Segment Start: EXERCISE INPUT

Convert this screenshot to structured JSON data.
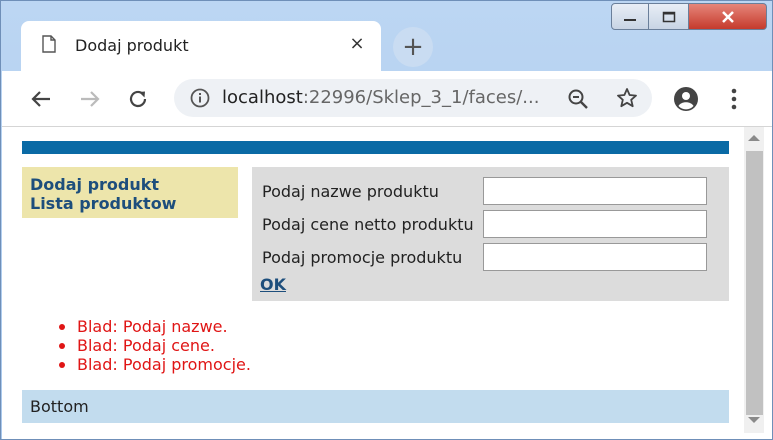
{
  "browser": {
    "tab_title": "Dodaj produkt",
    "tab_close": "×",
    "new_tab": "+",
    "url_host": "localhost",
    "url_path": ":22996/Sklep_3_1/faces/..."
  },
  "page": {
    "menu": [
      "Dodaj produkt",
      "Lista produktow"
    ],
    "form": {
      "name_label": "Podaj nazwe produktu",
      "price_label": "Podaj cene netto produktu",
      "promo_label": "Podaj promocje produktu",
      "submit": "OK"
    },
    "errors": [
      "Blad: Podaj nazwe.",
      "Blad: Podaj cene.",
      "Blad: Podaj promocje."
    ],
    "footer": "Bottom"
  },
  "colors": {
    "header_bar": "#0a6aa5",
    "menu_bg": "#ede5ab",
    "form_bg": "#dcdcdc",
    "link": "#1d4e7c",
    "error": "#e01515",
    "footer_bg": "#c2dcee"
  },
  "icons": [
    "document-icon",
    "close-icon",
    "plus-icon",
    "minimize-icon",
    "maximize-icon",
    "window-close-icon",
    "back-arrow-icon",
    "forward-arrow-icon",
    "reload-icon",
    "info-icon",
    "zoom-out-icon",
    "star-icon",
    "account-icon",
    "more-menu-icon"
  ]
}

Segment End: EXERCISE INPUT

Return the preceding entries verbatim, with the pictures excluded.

Convert this screenshot to structured JSON data.
{
  "browser": {
    "tab_title": "Dodaj produkt",
    "tab_close": "×",
    "new_tab": "+",
    "url_host": "localhost",
    "url_path": ":22996/Sklep_3_1/faces/..."
  },
  "page": {
    "menu": [
      "Dodaj produkt",
      "Lista produktow"
    ],
    "form": {
      "name_label": "Podaj nazwe produktu",
      "price_label": "Podaj cene netto produktu",
      "promo_label": "Podaj promocje produktu",
      "submit": "OK"
    },
    "errors": [
      "Blad: Podaj nazwe.",
      "Blad: Podaj cene.",
      "Blad: Podaj promocje."
    ],
    "footer": "Bottom"
  },
  "colors": {
    "header_bar": "#0a6aa5",
    "menu_bg": "#ede5ab",
    "form_bg": "#dcdcdc",
    "link": "#1d4e7c",
    "error": "#e01515",
    "footer_bg": "#c2dcee"
  },
  "icons": [
    "document-icon",
    "close-icon",
    "plus-icon",
    "minimize-icon",
    "maximize-icon",
    "window-close-icon",
    "back-arrow-icon",
    "forward-arrow-icon",
    "reload-icon",
    "info-icon",
    "zoom-out-icon",
    "star-icon",
    "account-icon",
    "more-menu-icon"
  ]
}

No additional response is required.